NEW YORK – The passing of Nelson Mandela leaves a waning number of global figures representing freedom and resilience against oppression — and a changing world that makes it harder for anyone to approach Mandela’s iconic power.
There are a few people whose trials have made them symbols of freedom, including the former political prisoner Aung San Suu Kyi of Myanmar, Tibet’s Dalai Lama and, more recently, Malala Yousafzai, the Pakistani schoolgirl who became a women’s rights activist.
But Mandela, the black revolutionary who emerged from 27 years in prison to embrace his white oppressors and lead a new South Africa, may be one of the last of a breed for all sorts of reasons — including the circumstances of his heroism, his extraordinary success and the onset of an age when heroes’ foibles are often exposed.

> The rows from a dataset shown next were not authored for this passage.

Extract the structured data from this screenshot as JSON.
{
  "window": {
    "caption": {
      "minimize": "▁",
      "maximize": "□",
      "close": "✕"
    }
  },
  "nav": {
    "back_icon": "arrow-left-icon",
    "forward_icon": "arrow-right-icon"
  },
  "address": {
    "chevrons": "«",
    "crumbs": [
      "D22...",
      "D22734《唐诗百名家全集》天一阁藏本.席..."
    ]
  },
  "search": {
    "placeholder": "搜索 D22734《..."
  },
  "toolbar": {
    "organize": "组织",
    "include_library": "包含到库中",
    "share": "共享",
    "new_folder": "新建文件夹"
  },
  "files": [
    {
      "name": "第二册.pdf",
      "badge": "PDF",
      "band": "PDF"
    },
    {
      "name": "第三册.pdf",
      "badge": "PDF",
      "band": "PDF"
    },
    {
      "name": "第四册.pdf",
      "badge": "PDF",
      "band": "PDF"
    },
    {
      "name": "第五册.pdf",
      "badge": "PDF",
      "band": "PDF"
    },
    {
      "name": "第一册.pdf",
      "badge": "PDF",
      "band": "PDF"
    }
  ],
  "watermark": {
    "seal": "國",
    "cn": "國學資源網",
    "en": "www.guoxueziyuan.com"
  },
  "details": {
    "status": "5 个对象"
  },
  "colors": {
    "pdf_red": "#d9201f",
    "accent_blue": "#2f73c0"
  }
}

“He lived and worked in a context and historical period where his extraordinary individual qualities could help make change in his country and ripple throughout the world,” said Daniel Calengaret, executive vice president of the Freedom House, a watchdog group working to expand freedom around the world.
“It’s hard to think of someone who was both an iconic dissident figure and was actually central to building a new system,” Calengaret said.
Mandela is often mentioned in the same breath as Mohandas Gandhi and Martin Luther King Jr., who also changed nations through nonviolence. Yet Gandhi and King were killed before their dreams were realized.
Suu Kyi, the Myanmar pro-democracy leader, was imprisoned by the military regime for 15 years before she was released and won a parliamentary seat. Yet she battles in a political arena lacking the stark racism of South African apartheid, which deprived the black majority of equal rights.
“She stands for the end of a dictatorship, not the end of a racial system,” said Dores Cruz, a University of Denver anthropology professor.
Cruz said that the dismantling of communism by the Soviet leader Mikhail Gorbachev is comparable to Mandela ending apartheid. But Gorbachev did not suffer personal persecution to do it.
She noted that Mandela’s image was carefully constructed for political purposes in pre-Internet South Africa, then burnished over the years by international media, musicians and Hollywood.
“The impact that has had on the historical imagination, you probably won’t find that in anybody,” Cruz said. “No one has the same iconic image or same historical status.”
The Dalai Lama, a Buddhist figure seeking the nonviolent restoration of Tibet’s independence from China, has lived in exile for more than 60 years. And there is an ethnic or racial aspect to the Tibetan struggle, as China seeks to wipe out its traditional culture and replace it with that of the Han Chinese.
“Like Mandela, the Dalai Lama represents the decades-long suffering of his people. And he articulates a peaceful possibility in response to violence and aggression,” said William Edelglass, a Marlboro College philosophy professor.
“Like Mandela, he inspires us to the better angels of our nature,” Edelglass said. “He reminds us of how we really want to be.”
But at age 78, with China firmly in control, the Dalai Lama is unlikely to see a free Tibet. And his Buddhist religion sets him apart from Mandela, who enjoyed a type of secular sainthood that transcended religious divides.
Malala, the 16-year-old Pakistani girl, achieved global prominence last year when the Taliban tried to kill her for advocating the equality and education of women. After Mandela’s death, she called him “my leader.”
In the past, other politicians suffered to reform oppressive regimes — Lech Walesa in Poland or Vaclav Havel in Czechoslovakia. But the peak of their careers came at the moment when the old regime crumbled, Calingaret observed.
“In a sense Mandela’s greatest achievements were as president,” he said. “He was on top, he could do anything he wanted, and he chose to push for reconciliation and inclusiveness.”
Mandela’s rise might have been complicated had it happened during the Internet age. Mandela had his share of flaws, including infidelity and a past embrace of violence, but they were overlooked. The volume and speed of the information traveling around the world today makes it impossible for a leader to climb without his or her every weakness being magnified.
“One of the things about Mandela that makes him unique, all those years in prison, he couldn’t be really doing bad things during that time. And he lived prior to universal access,” said Edelglass.
He sees the potential for another Mandela in the fight for democracy in China, “but we would know everything about that person, everything they had ever done wrong.”
“I wouldn’t want to say there are no more (figures like Mandela) coming. I hope there are more coming,” Edelglass said. “But it’s a much more complicated world.”
Roger Levine, who grew up in South Africa and now teaches courses on it as a history professor at Sewanee: The University of the South, said Mandela became such a potent symbol because he experienced all the tribulations of South Africa itself. But the world no longer builds up politicians as the very embodiments of their nations’ struggles, he said.
Mandela was a product of a Cold War world: good vs. evil, us vs. them, black vs. white. “Now,” Levine said, “it’s a whole lot harder to say who is the us and who is the them.”
“No one is going to suggest that there aren’t instances around the world where we have conflict between good and evil,” Levine said. “But there are fewer opportunities to say you’re on the right side, because it’s a little bit less obvious what the right side of something might be.”